● ASSIGNMENT: In the data below, find every line with the word "Source" and copy it.

[Web page and app entries]
==============================

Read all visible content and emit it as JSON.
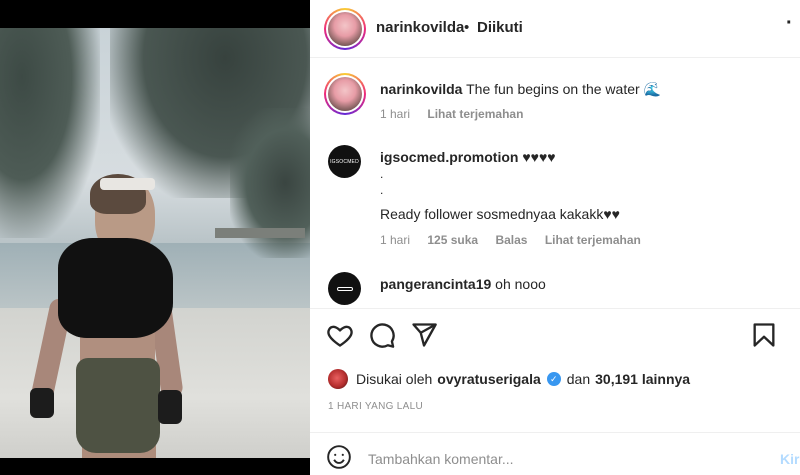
{
  "post": {
    "username": "narinkovilda",
    "separator": "•",
    "follow_status": "Diikuti",
    "more_label": "·",
    "caption": {
      "username": "narinkovilda",
      "text": "The fun begins on the water 🌊",
      "time": "1 hari",
      "translate": "Lihat terjemahan"
    },
    "comments": [
      {
        "username": "igsocmed.promotion",
        "avatar_text": "IGSOCMED",
        "text_line1": "♥♥♥♥",
        "text_line2": ".",
        "text_line3": ".",
        "text_line4": "Ready follower sosmednyaa kakakk♥♥",
        "time": "1 hari",
        "likes": "125 suka",
        "reply": "Balas",
        "translate": "Lihat terjemahan"
      },
      {
        "username": "pangerancinta19",
        "text": "oh nooo"
      }
    ],
    "liked_by": {
      "prefix": "Disukai oleh",
      "user": "ovyratuserigala",
      "verified_mark": "✓",
      "middle": "dan",
      "count": "30,191 lainnya"
    },
    "time_ago": "1 HARI YANG LALU",
    "add_comment": {
      "placeholder": "Tambahkan komentar...",
      "post_label": "Kir"
    }
  },
  "colors": {
    "link_blue": "#3897f0",
    "muted": "#8e8e8e",
    "post_disabled": "#b3dbff"
  },
  "icons": [
    "heart-icon",
    "comment-icon",
    "share-icon",
    "bookmark-icon",
    "emoji-icon",
    "verified-icon",
    "more-icon"
  ]
}
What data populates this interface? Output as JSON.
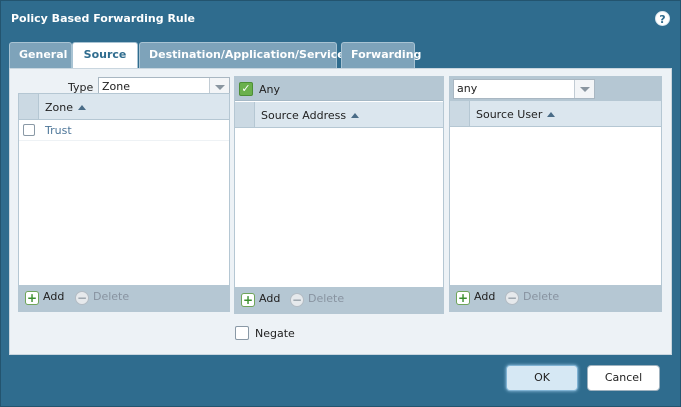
{
  "dialog": {
    "title": "Policy Based Forwarding Rule",
    "help_icon": "?"
  },
  "tabs": [
    {
      "label": "General",
      "active": false
    },
    {
      "label": "Source",
      "active": true
    },
    {
      "label": "Destination/Application/Service",
      "active": false
    },
    {
      "label": "Forwarding",
      "active": false
    }
  ],
  "zone_panel": {
    "type_label": "Type",
    "type_value": "Zone",
    "column_header": "Zone",
    "rows": [
      {
        "label": "Trust",
        "checked": false
      }
    ],
    "add_label": "Add",
    "delete_label": "Delete"
  },
  "address_panel": {
    "any_label": "Any",
    "any_checked": true,
    "column_header": "Source Address",
    "add_label": "Add",
    "delete_label": "Delete"
  },
  "user_panel": {
    "select_value": "any",
    "column_header": "Source User",
    "add_label": "Add",
    "delete_label": "Delete"
  },
  "negate": {
    "label": "Negate",
    "checked": false
  },
  "buttons": {
    "ok": "OK",
    "cancel": "Cancel"
  },
  "colors": {
    "dialog_bg": "#2f6c8e",
    "tab_active_text": "#2f6c8e",
    "panel_footer": "#b5c7d3"
  }
}
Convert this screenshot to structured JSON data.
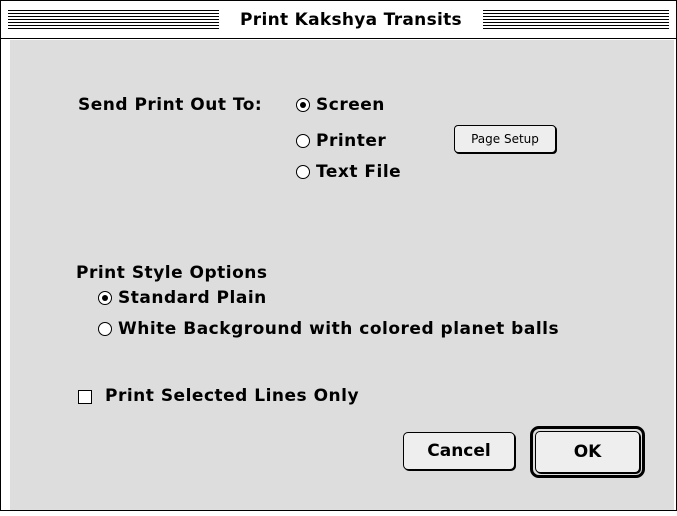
{
  "window": {
    "title": "Print Kakshya Transits"
  },
  "output": {
    "label": "Send Print Out To:",
    "options": [
      {
        "label": "Screen",
        "selected": true
      },
      {
        "label": "Printer",
        "selected": false
      },
      {
        "label": "Text File",
        "selected": false
      }
    ],
    "page_setup_label": "Page Setup"
  },
  "style": {
    "heading": "Print Style Options",
    "options": [
      {
        "label": "Standard Plain",
        "selected": true
      },
      {
        "label": "White Background with colored planet balls",
        "selected": false
      }
    ]
  },
  "selected_lines": {
    "label": "Print Selected Lines Only",
    "checked": false
  },
  "buttons": {
    "cancel": "Cancel",
    "ok": "OK"
  }
}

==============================

● RESPONSE BELOW:
      "label": "Source",
    "column_header": "Source Address",
    "column_header": "Source User",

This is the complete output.